## Working data
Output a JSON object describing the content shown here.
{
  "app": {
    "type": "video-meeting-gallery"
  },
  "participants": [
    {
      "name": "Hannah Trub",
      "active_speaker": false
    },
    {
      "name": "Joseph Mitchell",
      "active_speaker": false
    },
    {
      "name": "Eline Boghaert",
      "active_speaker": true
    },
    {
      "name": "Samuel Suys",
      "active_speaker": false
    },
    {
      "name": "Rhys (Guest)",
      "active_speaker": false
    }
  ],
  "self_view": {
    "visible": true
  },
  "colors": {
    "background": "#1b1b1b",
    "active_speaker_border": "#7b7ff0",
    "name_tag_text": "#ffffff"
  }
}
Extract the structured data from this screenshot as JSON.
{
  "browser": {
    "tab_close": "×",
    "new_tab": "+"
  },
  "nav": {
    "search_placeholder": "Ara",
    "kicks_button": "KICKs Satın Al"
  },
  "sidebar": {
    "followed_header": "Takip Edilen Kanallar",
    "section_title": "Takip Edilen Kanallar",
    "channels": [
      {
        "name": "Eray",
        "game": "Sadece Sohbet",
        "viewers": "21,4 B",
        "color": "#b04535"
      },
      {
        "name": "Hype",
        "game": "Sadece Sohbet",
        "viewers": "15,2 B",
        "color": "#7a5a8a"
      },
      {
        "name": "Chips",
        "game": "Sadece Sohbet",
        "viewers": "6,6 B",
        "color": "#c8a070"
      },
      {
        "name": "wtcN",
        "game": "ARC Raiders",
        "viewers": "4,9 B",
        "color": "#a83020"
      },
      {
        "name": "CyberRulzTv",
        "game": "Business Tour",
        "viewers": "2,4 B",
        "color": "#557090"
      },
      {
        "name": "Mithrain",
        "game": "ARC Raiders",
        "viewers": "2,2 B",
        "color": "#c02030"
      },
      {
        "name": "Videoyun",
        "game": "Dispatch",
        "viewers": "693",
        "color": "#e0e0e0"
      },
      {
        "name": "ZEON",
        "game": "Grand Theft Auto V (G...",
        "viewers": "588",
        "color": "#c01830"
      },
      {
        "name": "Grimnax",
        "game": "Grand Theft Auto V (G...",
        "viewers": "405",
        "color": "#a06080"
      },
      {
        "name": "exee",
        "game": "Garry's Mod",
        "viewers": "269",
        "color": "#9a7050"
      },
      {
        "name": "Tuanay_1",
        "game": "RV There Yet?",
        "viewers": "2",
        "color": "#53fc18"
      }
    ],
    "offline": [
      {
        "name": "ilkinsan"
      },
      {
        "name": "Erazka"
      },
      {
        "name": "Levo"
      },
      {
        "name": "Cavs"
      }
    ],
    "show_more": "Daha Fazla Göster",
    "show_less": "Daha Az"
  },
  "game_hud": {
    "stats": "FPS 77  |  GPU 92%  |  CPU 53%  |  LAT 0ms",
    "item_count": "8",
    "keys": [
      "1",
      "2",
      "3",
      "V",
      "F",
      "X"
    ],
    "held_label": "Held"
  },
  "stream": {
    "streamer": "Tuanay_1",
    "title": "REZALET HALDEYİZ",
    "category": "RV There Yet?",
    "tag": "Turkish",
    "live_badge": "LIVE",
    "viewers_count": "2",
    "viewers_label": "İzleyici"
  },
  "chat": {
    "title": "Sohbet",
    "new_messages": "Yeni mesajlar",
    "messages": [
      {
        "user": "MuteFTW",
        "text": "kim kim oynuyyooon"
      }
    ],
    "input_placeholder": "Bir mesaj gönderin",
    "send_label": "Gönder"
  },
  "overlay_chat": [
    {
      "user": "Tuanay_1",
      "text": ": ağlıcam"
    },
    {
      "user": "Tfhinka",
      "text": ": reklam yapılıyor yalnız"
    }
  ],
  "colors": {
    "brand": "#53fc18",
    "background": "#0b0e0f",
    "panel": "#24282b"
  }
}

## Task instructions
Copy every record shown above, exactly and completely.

## Response area
Output a JSON object describing the content shown here.
{
  "app": {
    "type": "video-meeting-gallery"
  },
  "participants": [
    {
      "name": "Hannah Trub",
      "active_speaker": false
    },
    {
      "name": "Joseph Mitchell",
      "active_speaker": false
    },
    {
      "name": "Eline Boghaert",
      "active_speaker": true
    },
    {
      "name": "Samuel Suys",
      "active_speaker": false
    },
    {
      "name": "Rhys (Guest)",
      "active_speaker": false
    }
  ],
  "self_view": {
    "visible": true
  },
  "colors": {
    "background": "#1b1b1b",
    "active_speaker_border": "#7b7ff0",
    "name_tag_text": "#ffffff"
  }
}
Extract the structured data from this screenshot as JSON.
{
  "browser": {
    "tab_close": "×",
    "new_tab": "+"
  },
  "nav": {
    "search_placeholder": "Ara",
    "kicks_button": "KICKs Satın Al"
  },
  "sidebar": {
    "followed_header": "Takip Edilen Kanallar",
    "section_title": "Takip Edilen Kanallar",
    "channels": [
      {
        "name": "Eray",
        "game": "Sadece Sohbet",
        "viewers": "21,4 B",
        "color": "#b04535"
      },
      {
        "name": "Hype",
        "game": "Sadece Sohbet",
        "viewers": "15,2 B",
        "color": "#7a5a8a"
      },
      {
        "name": "Chips",
        "game": "Sadece Sohbet",
        "viewers": "6,6 B",
        "color": "#c8a070"
      },
      {
        "name": "wtcN",
        "game": "ARC Raiders",
        "viewers": "4,9 B",
        "color": "#a83020"
      },
      {
        "name": "CyberRulzTv",
        "game": "Business Tour",
        "viewers": "2,4 B",
        "color": "#557090"
      },
      {
        "name": "Mithrain",
        "game": "ARC Raiders",
        "viewers": "2,2 B",
        "color": "#c02030"
      },
      {
        "name": "Videoyun",
        "game": "Dispatch",
        "viewers": "693",
        "color": "#e0e0e0"
      },
      {
        "name": "ZEON",
        "game": "Grand Theft Auto V (G...",
        "viewers": "588",
        "color": "#c01830"
      },
      {
        "name": "Grimnax",
        "game": "Grand Theft Auto V (G...",
        "viewers": "405",
        "color": "#a06080"
      },
      {
        "name": "exee",
        "game": "Garry's Mod",
        "viewers": "269",
        "color": "#9a7050"
      },
      {
        "name": "Tuanay_1",
        "game": "RV There Yet?",
        "viewers": "2",
        "color": "#53fc18"
      }
    ],
    "offline": [
      {
        "name": "ilkinsan"
      },
      {
        "name": "Erazka"
      },
      {
        "name": "Levo"
      },
      {
        "name": "Cavs"
      }
    ],
    "show_more": "Daha Fazla Göster",
    "show_less": "Daha Az"
  },
  "game_hud": {
    "stats": "FPS 77  |  GPU 92%  |  CPU 53%  |  LAT 0ms",
    "item_count": "8",
    "keys": [
      "1",
      "2",
      "3",
      "V",
      "F",
      "X"
    ],
    "held_label": "Held"
  },
  "stream": {
    "streamer": "Tuanay_1",
    "title": "REZALET HALDEYİZ",
    "category": "RV There Yet?",
    "tag": "Turkish",
    "live_badge": "LIVE",
    "viewers_count": "2",
    "viewers_label": "İzleyici"
  },
  "chat": {
    "title": "Sohbet",
    "new_messages": "Yeni mesajlar",
    "messages": [
      {
        "user": "MuteFTW",
        "text": "kim kim oynuyyooon"
      }
    ],
    "input_placeholder": "Bir mesaj gönderin",
    "send_label": "Gönder"
  },
  "overlay_chat": [
    {
      "user": "Tuanay_1",
      "text": ": ağlıcam"
    },
    {
      "user": "Tfhinka",
      "text": ": reklam yapılıyor yalnız"
    }
  ],
  "colors": {
    "brand": "#53fc18",
    "background": "#0b0e0f",
    "panel": "#24282b"
  }
}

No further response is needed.